You can always opt out of the activities that you don’t want to join, but we wanted to soak in every little bit of the Galapagos so we participated in everything!
Day 2 was spent on the islands of Santa Fe and South Plaza, where we saw an abundance of sea lions and cactus trees. The sea lions were so curious about us, and some would waddle right up to our feet! The baby ones were the cutest, and I almost wanted to wrap my arms around them since they were so friendly, but ofcourse, touching the animals is a big NO-NO on the islands.
One of our favorite moments of the cruise was when a staff member spotted a whale in the morning, very close to our boat. Many of us were still finishing up with breakfast at the time, but our guide immediately instructed us to hop into the dingy so that we could get closer to the whale. It was a moment filled with excitement and anticipation as we moved in as close as possible to the whale without scaring it off or causing it to feel threatened. I cannot even describe how amazing it was to be in such close proximity to the whale, while sitting in a small dingy!

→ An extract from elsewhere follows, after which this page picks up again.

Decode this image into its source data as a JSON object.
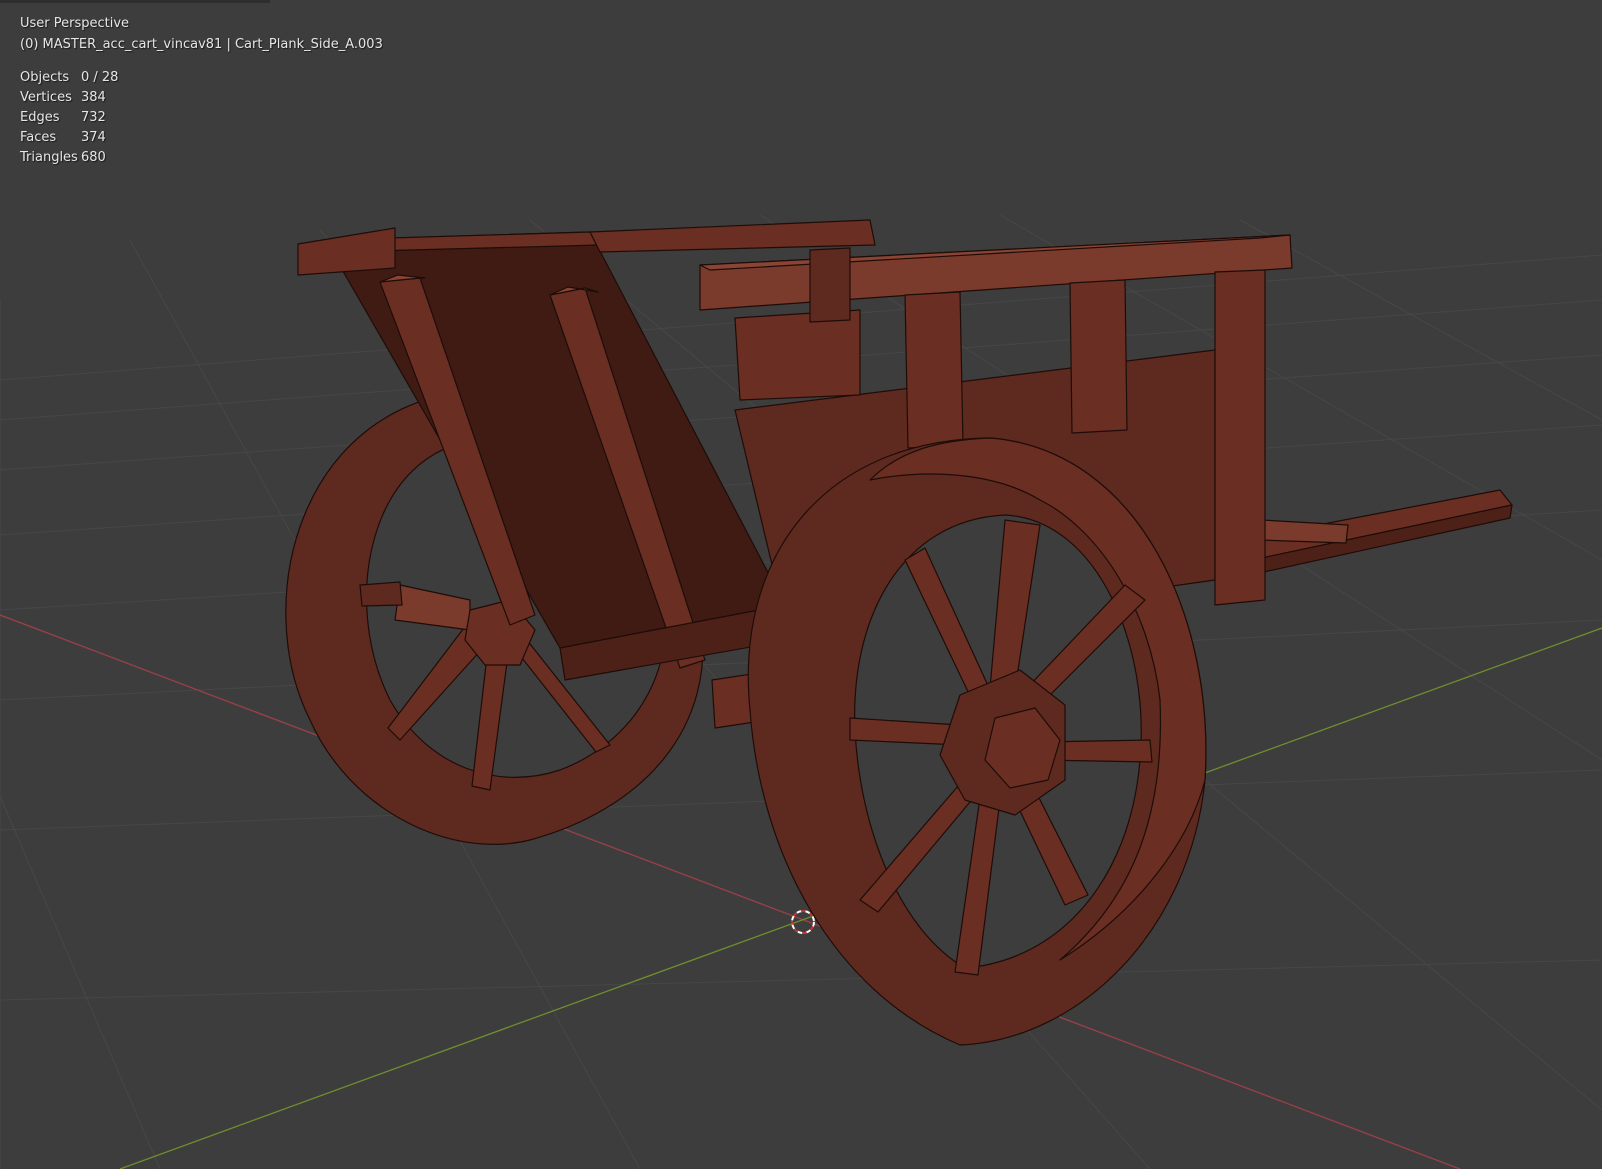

We were all literally squealing with joy like little children!
Snorkeling is ofcourse one of the key activities when in the Galapagos. As much wildlife as there is to see on land, there are a million more to discover in the sea! The Alya provides all the wetsuits and snorkeling equipment for its passengers, although we brought our own snorkels for this trip. The water temperature was not too cold, but the wetsuits protected us from jellyfish stings and the coral reefs. The amount of sea animals we saw on this trip was mind-blowing. From an abundance of sea turtles to the most colorful schools of fish to white tip sharks to stingrays to the most playful sea lions, we were constantly turning our heads in all directions to try to take everything in!
Stay tuned for more about our experience on the Alya!